Daniel Browne SSCP CEH describes a personal experience of major differences between UK/Irish companies and American companies in creating IT/ Cybersecurity opportunities for those at the High Functioning end of the Autistic Spectrum.
I happen to know some of the more skilled social engineers in the cybersecurity industry, and during Hacker Summer Camp 2019, Sean Martin and I were invited to meet one of the best.
You probably know her. She goes by the handle @sn0ww. This is her story.
Do you want to hear it? Of course, you do. No, really, you do. You don’t want to be the only one not listening to it, do you?
Go ahead, type your in your SSN, and click play... 🔥😇😈🔥
No doubt, we are living interesting times—full of incredible technological advancements and achievements. Yet, we still get to see the other side of the picture—cybercrime at its worst.
The dark web is peaking on a global scale. Last year, there were over 4 million users on TOR, and, with that, we are seeing some other “interesting” trends. It’s these trends which lead us to our second conversation with Charity—this time during Black Hat 2019.
We care deeply and passionately about creating a diverse cybersecurity workforce — not just when it come to gender, but also for background, origin, age, religion, neuro-makeup, and more — essentially anything and everything that makes us unique; makes us human. We hope to reach a point where we no longer have to shake the box to remind ourselves of the benefits associated with diversity, but until we reach that point, you’ll find us shaking things up at the intersection of technology, cybersecurity, and society. With this, we ask you to celebrate with us the successes these cybersecurity leaders have achieved.
Welcome Mission Critical. A new talk show on ITSPmagazine Hosted by Karen Worstell
This is about the challenges in cyber and how the cyber community can thrive and “stay in the game” in the face of them.

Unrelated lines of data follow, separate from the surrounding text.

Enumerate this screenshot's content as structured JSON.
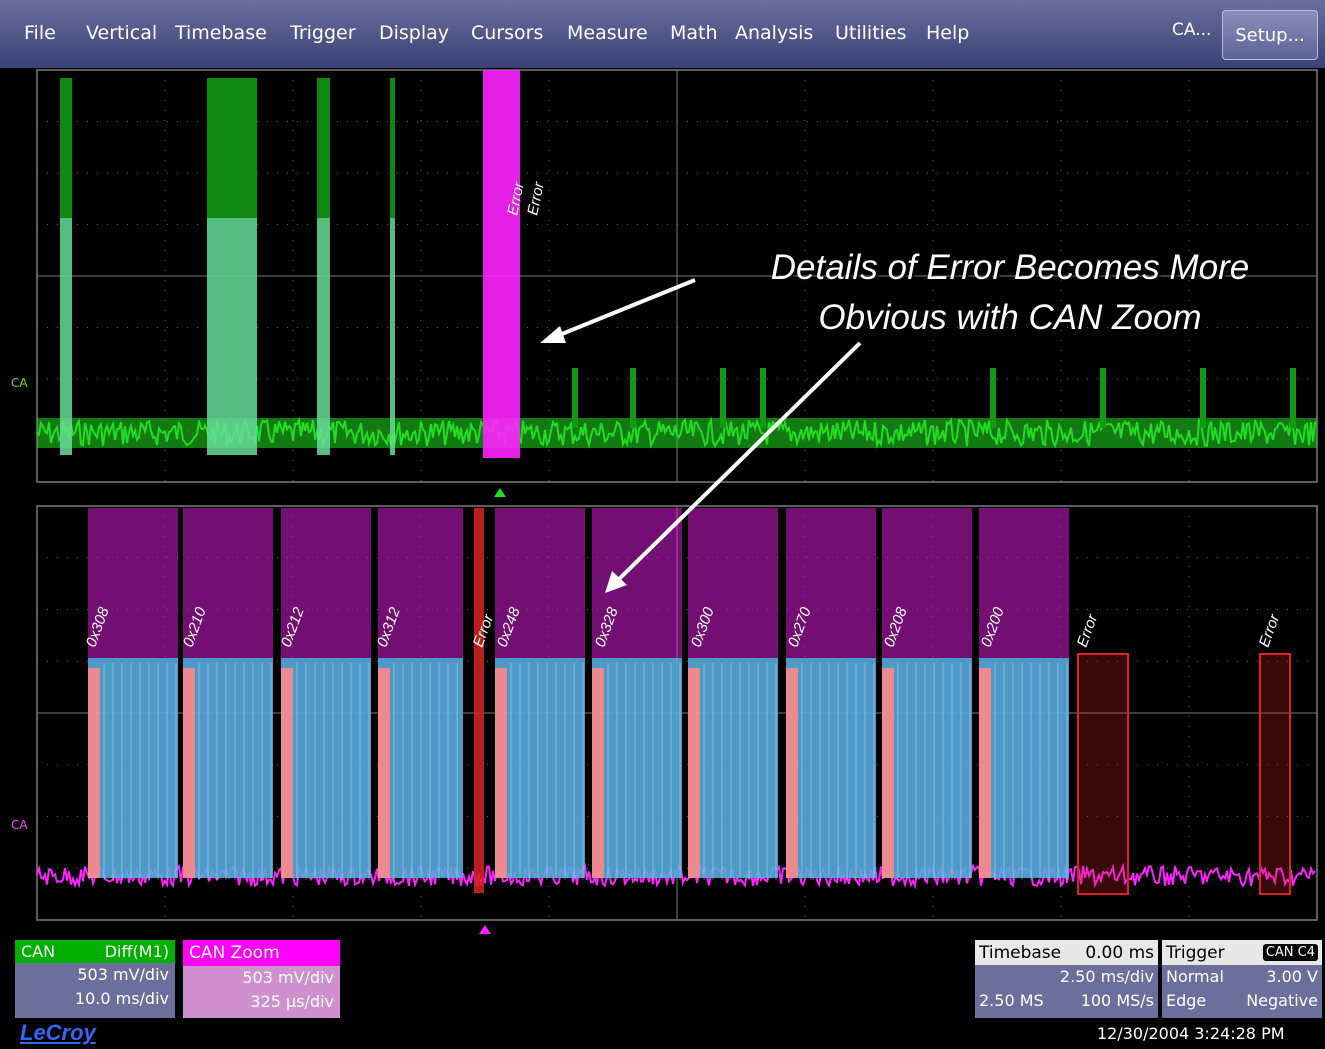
{
  "menubar": {
    "items": [
      "File",
      "Vertical",
      "Timebase",
      "Trigger",
      "Display",
      "Cursors",
      "Measure",
      "Math",
      "Analysis",
      "Utilities",
      "Help"
    ],
    "channel_shortcut": "CA...",
    "setup_label": "Setup..."
  },
  "colors": {
    "grid": "#7a7a7a",
    "can_trace": "#22dd22",
    "zoom_trace": "#ff22ff",
    "frame_fill": "#55aadd",
    "error_box": "#dd2222",
    "menubar": "#4a4f85"
  },
  "top_trace": {
    "channel_label": "CA",
    "decode_labels": [
      "Error",
      "Error"
    ]
  },
  "zoom_trace": {
    "channel_label": "CA",
    "decode_labels": [
      "0x308",
      "0x210",
      "0x212",
      "0x312",
      "Error",
      "0x248",
      "0x328",
      "0x300",
      "0x270",
      "0x208",
      "0x200",
      "Error",
      "Error"
    ]
  },
  "annotation": {
    "line1": "Details of Error Becomes More",
    "line2": "Obvious with CAN Zoom"
  },
  "can_descriptor": {
    "name": "CAN",
    "source": "Diff(M1)",
    "vdiv": "503 mV/div",
    "tdiv": "10.0 ms/div"
  },
  "zoom_descriptor": {
    "name": "CAN Zoom",
    "vdiv": "503 mV/div",
    "tdiv": "325 µs/div"
  },
  "timebase_descriptor": {
    "title": "Timebase",
    "delay": "0.00 ms",
    "tdiv": "2.50 ms/div",
    "samples": "2.50 MS",
    "rate": "100 MS/s"
  },
  "trigger_descriptor": {
    "title": "Trigger",
    "source": "CAN C4",
    "mode": "Normal",
    "level": "3.00 V",
    "type": "Edge",
    "slope": "Negative"
  },
  "logo": "LeCroy",
  "timestamp": "12/30/2004 3:24:28 PM"
}
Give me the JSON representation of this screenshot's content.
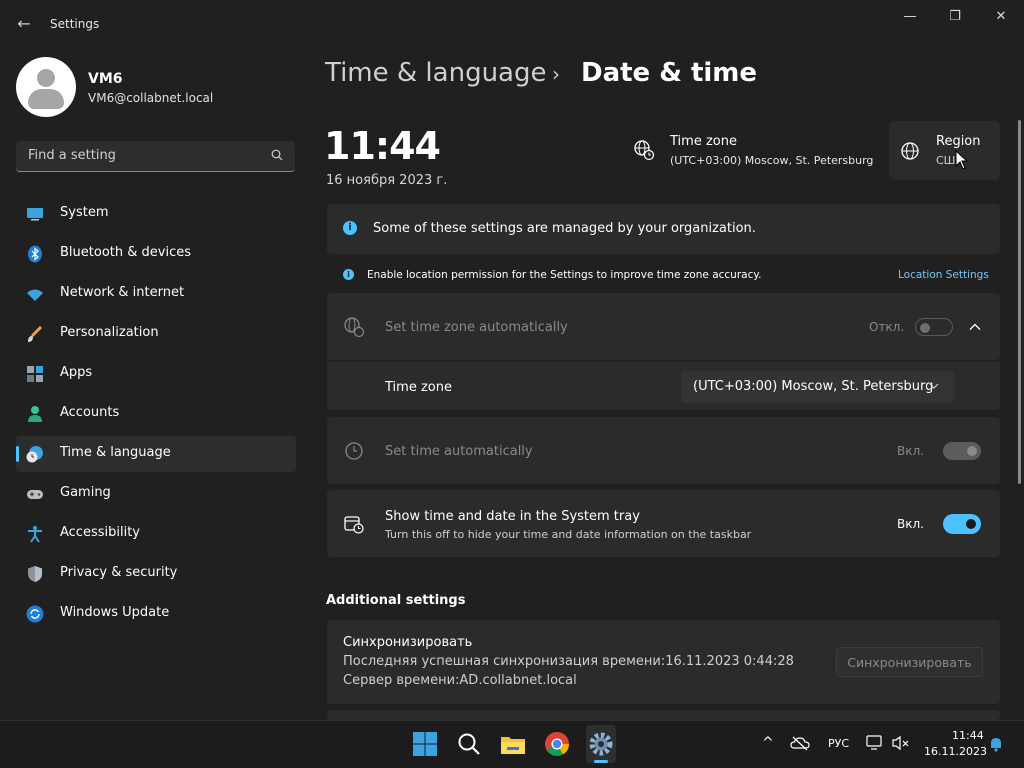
{
  "window": {
    "title": "Settings",
    "back_glyph": "←",
    "minimize_glyph": "—",
    "maximize_glyph": "❐",
    "close_glyph": "✕"
  },
  "user": {
    "name": "VM6",
    "email": "VM6@collabnet.local"
  },
  "search": {
    "placeholder": "Find a setting"
  },
  "sidebar": {
    "items": [
      {
        "label": "System",
        "icon": "monitor-icon"
      },
      {
        "label": "Bluetooth & devices",
        "icon": "bluetooth-icon"
      },
      {
        "label": "Network & internet",
        "icon": "wifi-icon"
      },
      {
        "label": "Personalization",
        "icon": "brush-icon"
      },
      {
        "label": "Apps",
        "icon": "apps-icon"
      },
      {
        "label": "Accounts",
        "icon": "person-icon"
      },
      {
        "label": "Time & language",
        "icon": "clock-globe-icon",
        "active": true
      },
      {
        "label": "Gaming",
        "icon": "gamepad-icon"
      },
      {
        "label": "Accessibility",
        "icon": "accessibility-icon"
      },
      {
        "label": "Privacy & security",
        "icon": "shield-icon"
      },
      {
        "label": "Windows Update",
        "icon": "update-icon"
      }
    ]
  },
  "breadcrumb": {
    "parent": "Time & language",
    "separator": "›",
    "current": "Date & time"
  },
  "summary": {
    "time": "11:44",
    "date": "16 ноября 2023 г.",
    "timezone_title": "Time zone",
    "timezone_value": "(UTC+03:00) Moscow, St. Petersburg",
    "region_title": "Region",
    "region_value": "США"
  },
  "notices": {
    "managed": "Some of these settings are managed by your organization.",
    "location": "Enable location permission for the Settings to improve time zone accuracy.",
    "location_link": "Location Settings",
    "info_glyph": "i"
  },
  "settings": {
    "auto_timezone": {
      "label": "Set time zone automatically",
      "state": "Откл.",
      "on": false
    },
    "timezone": {
      "label": "Time zone",
      "value": "(UTC+03:00) Moscow, St. Petersburg"
    },
    "auto_time": {
      "label": "Set time automatically",
      "state": "Вкл.",
      "on": true
    },
    "tray": {
      "label": "Show time and date in the System tray",
      "description": "Turn this off to hide your time and date information on the taskbar",
      "state": "Вкл.",
      "on": true
    }
  },
  "additional": {
    "title": "Additional settings",
    "sync": {
      "title": "Синхронизировать",
      "last_sync": "Последняя успешная синхронизация времени:16.11.2023 0:44:28",
      "server": "Сервер времени:AD.collabnet.local",
      "button": "Синхронизировать"
    }
  },
  "taskbar": {
    "language": "РУС",
    "time": "11:44",
    "date": "16.11.2023",
    "up_glyph": "^"
  },
  "colors": {
    "accent": "#4cc2ff",
    "background": "#202020",
    "card": "#2b2b2b"
  }
}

Karen knows from experience that all those things come from a workplace with high expectations and a sense of belonging—and we need a lot of help with that right now! At the heart of this series of podcasts are the values she has learned to hold most dear: Justice, Compassion, Leadership and Allyship.
Listen to Karen, Sean, and Marco introducing this new talk show.
We couldn’t ask for a better host to tell these stories and help us to make a difference in our community.
Black and blue, and who knows which is which, and who is who?
It is a matter of perspective and a matter of time — and given the right knowledge, these usually change together. Don't they? What is at stake and what we are fighting for can change yesterday's foe into tomorrow's best ally. But what about today?
I believe that today in technology and infosec, we are at the crossroad where Sean and I have been waiting for a few years now. Exactly 4 years ago, when we founded ITSPmagazine, we did it because we wanted to have the conversation that media, politicians, business owners, technology experts, and politicians were not having yet - and, most still don't.
It’s also important to recognize that the products and solutions (and applications) we are building a using are comprised of multiple components from all of the place—custom, commercial, and open source—and from all over the world.
At the end of the day, we’re all speaking about code and we all need to write secure code. Start speaking about it with your peers at the inaugural AppSec Village at DEF CON 27. But first, have listen to this chat to learn more.